Mike Gemmell is the founder and president of Restore Our American Republic (ROAR). Prior to founding ROAR, he was a geologist specializing in groundwater resource development, a technical writer, and a freelance writer addressing environmental and other cultural issues. For more information on his professional background please see: https://www.linkedin.com/in/michaelmgemmell.
“Nothing can be loved or hated unless it is first understood.” – Leonardo Da Vinci
Why Are We Lionizing Fidel Castro?
I’ve decided to start this post with the following question: Why are political and cultural leaders all over the world fawning over Fidel Castro following his recent death? He is known to have murdered and tortured thousands of Cubans and enslaved the people of Cuba for nearly 60 years, and yet many are talking of him as if he were a giant for the ages. Pope Francis, for example, referred to him as “His Excellency.”
Perhaps Isabel Paterson anticipated my question with her comment in her essay “The Humanitarian With the Guillotine” (https://www.libertarianism.org/publications/essays/humanitarian-guillotine).
The desire to do good for others can lead people to the conclusion that their concept of the good should be enforced by compulsion.
I think this states the reason why so many commentators and cultural/political leaders make excuses for people like Castro: The belief that his motive was to “do good.” They cite his implementation of universal health care in Cuba, among other actions while glossing over the abysmal state of that health care as well as his murders, torture, etc. It is similar to the kid-glove treatment that many have taken regarding Hillary Clinton. Commentators cite her efforts to overhaul health care while ignoring her criminal actions in Benghazi (http://www.wnd.com/2016/10/checklist-of-hillarys-crimes-all-in-1-case/).
There are far too many demagogues and demagogue-wannabes loose in the world wanting to “do good” who are willing to use compulsion to achieve their idea of what is “the good.” So here is my response to that sentiment:
No matter how well-intentioned your actions are, you will not “do good” if your actions contradict the principles of individualism as espoused in the founding documents of the United States, i.e., the Constitution and the Declaration of Independence.
I am well aware that these documents are not perfect. There are errors and omissions that I have alluded to in ROAR’s lead essay (www. https://restoreour.wpengine.com/lead-essay-part-1/). When I refer to the foundation of individualism in the Constitution and the Declaration of Independence, I am referring to the idea of eliminating compulsion and coercion in human affairs which is the spirit in which those documents were written.
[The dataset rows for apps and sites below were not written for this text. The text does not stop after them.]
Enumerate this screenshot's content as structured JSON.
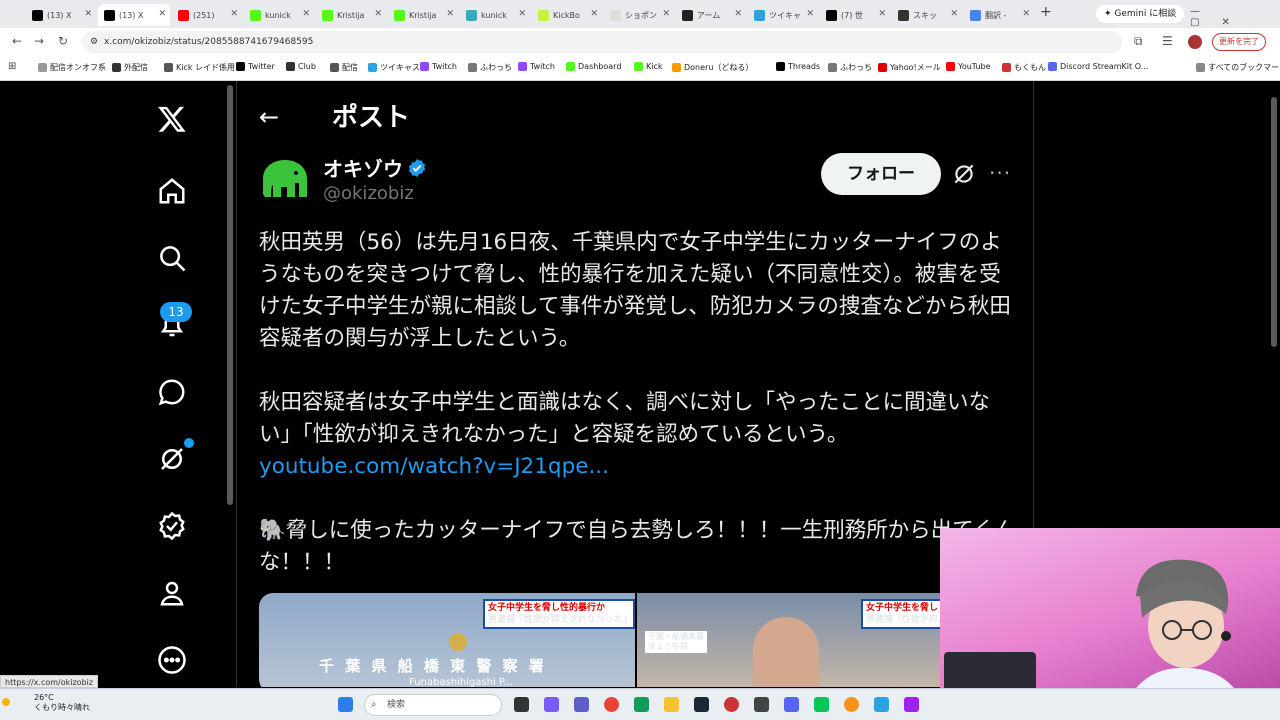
{
  "browser": {
    "tabs": [
      {
        "label": "(13) X",
        "color": "#000000"
      },
      {
        "label": "(13) X",
        "color": "#000000"
      },
      {
        "label": "(251) ",
        "color": "#ff0000"
      },
      {
        "label": "kunick",
        "color": "#53fc18"
      },
      {
        "label": "Kristija",
        "color": "#53fc18"
      },
      {
        "label": "Kristija",
        "color": "#53fc18"
      },
      {
        "label": "kunick",
        "color": "#3aa8c1"
      },
      {
        "label": "KickBo",
        "color": "#c6f246"
      },
      {
        "label": "ショポン",
        "color": "#dddddd"
      },
      {
        "label": "アーム",
        "color": "#222222"
      },
      {
        "label": "ツイキャ",
        "color": "#2aa4e0"
      },
      {
        "label": "(7) 世",
        "color": "#000000"
      },
      {
        "label": "スキッ",
        "color": "#333333"
      },
      {
        "label": "翻訳 -",
        "color": "#4285f4"
      }
    ],
    "gemini_label": "Gemini に相談",
    "url": "x.com/okizobiz/status/2085588741679468595",
    "update_label": "更新を完了",
    "bookmarks": [
      "配信オンオフ系",
      "外配信",
      "Kick レイド係用",
      "Twitter",
      "Club",
      "配信",
      "ツイキャス",
      "Twitch",
      "ふわっち",
      "Twitch",
      "Dashboard",
      "Kick",
      "Doneru（どねる）",
      "...",
      "Threads",
      "ふわっち",
      "Yahoo!メール",
      "YouTube",
      "もくもん",
      "Discord StreamKit O...",
      "すべてのブックマーク"
    ],
    "status_url": "https://x.com/okizobiz"
  },
  "nav": {
    "notifications_count": "13"
  },
  "post": {
    "page_title": "ポスト",
    "author_name": "オキゾウ",
    "author_handle": "@okizobiz",
    "follow_label": "フォロー",
    "paragraph1": "秋田英男（56）は先月16日夜、千葉県内で女子中学生にカッターナイフのようなものを突きつけて脅し、性的暴行を加えた疑い（不同意性交）。被害を受けた女子中学生が親に相談して事件が発覚し、防犯カメラの捜査などから秋田容疑者の関与が浮上したという。",
    "paragraph2": "秋田容疑者は女子中学生と面識はなく、調べに対し「やったことに間違いない」「性欲が抑えきれなかった」と容疑を認めているという。",
    "link": "youtube.com/watch?v=J21qpe...",
    "paragraph3": "🐘脅しに使ったカッターナイフで自ら去勢しろ！！！一生刑務所から出てくんな！！！",
    "media": {
      "caption1_line1": "女子中学生を脅し性的暴行か",
      "caption1_line2": "男逮捕「性欲が抑えきれなかった」",
      "caption2_line1": "女子中学生を脅し",
      "caption2_line2": "男逮捕「性欲が抑えき",
      "location": "千葉・船橋東署",
      "time": "きょう午前",
      "sign": "千 葉 県 船 橋 東 警 察 署",
      "sign_roman": "Funabashihigashi P..."
    }
  },
  "taskbar": {
    "temperature": "26°C",
    "weather": "くもり時々晴れ",
    "search_placeholder": "検索"
  }
}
The issue of “doing good” has been around for millennia and has caused a great deal of confusion, and great harm has been done by many of those attempting to implement what they believe to be “the good.” My words here today are only my starting point in addressing the issue from an individualist perspective. There will be much more said in The Week in Review column as well as other sections of the ROAR website. I also hope that readers will write in with their own comments. I will give serious consideration to printing those that have articulate insights and/or constructive suggestions and are delivered without profanity and an excess of personal invective. In other words, let’s try to be civilized as we discuss and debate this issue.
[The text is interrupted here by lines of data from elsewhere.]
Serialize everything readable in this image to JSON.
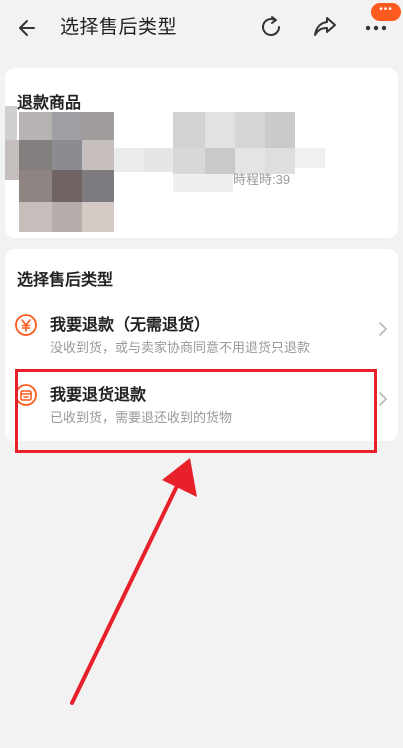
{
  "header": {
    "title": "选择售后类型",
    "badge": "•••"
  },
  "product_card": {
    "section_title": "退款商品",
    "time_fragment": "時程時:39"
  },
  "type_card": {
    "section_title": "选择售后类型",
    "options": [
      {
        "title": "我要退款（无需退货）",
        "desc": "没收到货，或与卖家协商同意不用退货只退款",
        "icon": "yen-circle-icon"
      },
      {
        "title": "我要退货退款",
        "desc": "已收到货，需要退还收到的货物",
        "icon": "return-box-icon"
      }
    ]
  },
  "colors": {
    "accent": "#ff5a1f",
    "annotation": "#e8202a",
    "background": "#f2f2f2"
  }
}
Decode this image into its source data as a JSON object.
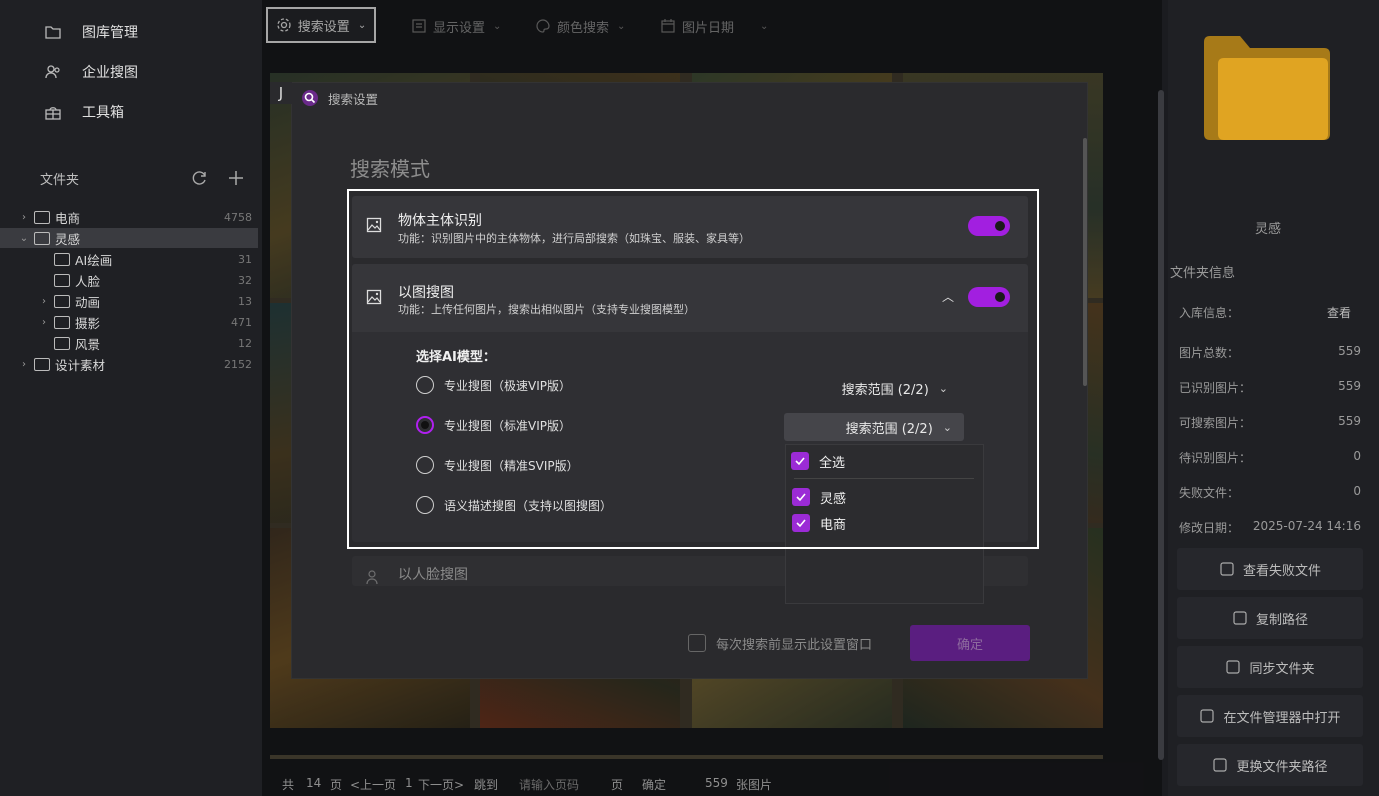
{
  "sidebar": {
    "nav": [
      {
        "label": "图库管理",
        "icon": "folder-icon"
      },
      {
        "label": "企业搜图",
        "icon": "users-icon"
      },
      {
        "label": "工具箱",
        "icon": "toolbox-icon"
      }
    ],
    "folders_label": "文件夹",
    "tree": [
      {
        "label": "电商",
        "count": "4758",
        "level": 0,
        "expandable": true,
        "expanded": false,
        "selected": false
      },
      {
        "label": "灵感",
        "count": "",
        "level": 0,
        "expandable": true,
        "expanded": true,
        "selected": true
      },
      {
        "label": "AI绘画",
        "count": "31",
        "level": 1,
        "expandable": false,
        "expanded": false,
        "selected": false
      },
      {
        "label": "人脸",
        "count": "32",
        "level": 1,
        "expandable": false,
        "expanded": false,
        "selected": false
      },
      {
        "label": "动画",
        "count": "13",
        "level": 1,
        "expandable": true,
        "expanded": false,
        "selected": false
      },
      {
        "label": "摄影",
        "count": "471",
        "level": 1,
        "expandable": true,
        "expanded": false,
        "selected": false
      },
      {
        "label": "风景",
        "count": "12",
        "level": 1,
        "expandable": false,
        "expanded": false,
        "selected": false
      },
      {
        "label": "设计素材",
        "count": "2152",
        "level": 0,
        "expandable": true,
        "expanded": false,
        "selected": false
      }
    ]
  },
  "toolbar": {
    "search_settings": "搜索设置",
    "display_settings": "显示设置",
    "color_search": "颜色搜索",
    "image_date": "图片日期"
  },
  "dialog": {
    "title": "搜索设置",
    "section_title": "搜索模式",
    "object_recognition": {
      "title": "物体主体识别",
      "desc": "功能：识别图片中的主体物体，进行局部搜索（如珠宝、服装、家具等）",
      "enabled": true
    },
    "image_search": {
      "title": "以图搜图",
      "desc": "功能：上传任何图片，搜索出相似图片（支持专业搜图模型）",
      "enabled": true,
      "model_label": "选择AI模型：",
      "models": [
        {
          "label": "专业搜图（极速VIP版）",
          "selected": false
        },
        {
          "label": "专业搜图（标准VIP版）",
          "selected": true
        },
        {
          "label": "专业搜图（精准SVIP版）",
          "selected": false
        },
        {
          "label": "语义描述搜图（支持以图搜图）",
          "selected": false
        }
      ],
      "scope_label": "搜索范围 (2/2)",
      "scope_options": {
        "select_all": "全选",
        "items": [
          "灵感",
          "电商"
        ]
      }
    },
    "face_search": {
      "title": "以人脸搜图"
    },
    "show_before_search": "每次搜索前显示此设置窗口",
    "confirm": "确定"
  },
  "pager": {
    "total_prefix": "共",
    "total_pages": "14",
    "page_word": "页",
    "prev": "<上一页",
    "current": "1",
    "next": "下一页>",
    "jump": "跳到",
    "input_placeholder": "请输入页码",
    "page_suffix": "页",
    "go": "确定",
    "image_count": "559",
    "image_unit": "张图片"
  },
  "right_panel": {
    "folder_name": "灵感",
    "info_title": "文件夹信息",
    "rows": [
      {
        "label": "入库信息：",
        "value": "查看"
      },
      {
        "label": "图片总数：",
        "value": "559"
      },
      {
        "label": "已识别图片：",
        "value": "559"
      },
      {
        "label": "可搜索图片：",
        "value": "559"
      },
      {
        "label": "待识别图片：",
        "value": "0"
      },
      {
        "label": "失败文件：",
        "value": "0"
      },
      {
        "label": "修改日期：",
        "value": "2025-07-24 14:16"
      }
    ],
    "buttons": [
      "查看失败文件",
      "复制路径",
      "同步文件夹",
      "在文件管理器中打开",
      "更换文件夹路径"
    ]
  },
  "colors": {
    "accent": "#a21fe0",
    "folder": "#e0a422",
    "background": "#1b1c20"
  }
}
Next week I will be discussing a colleague of Isabel Paterson’s, the novelist-philosopher Ayn Rand, her seminal essay “The Roots of War,” (https://fee.org/articles/the-roots-of-war/) and its importance today to America’s foreign policy and defense. – Mike Gemmell December 2, 2016.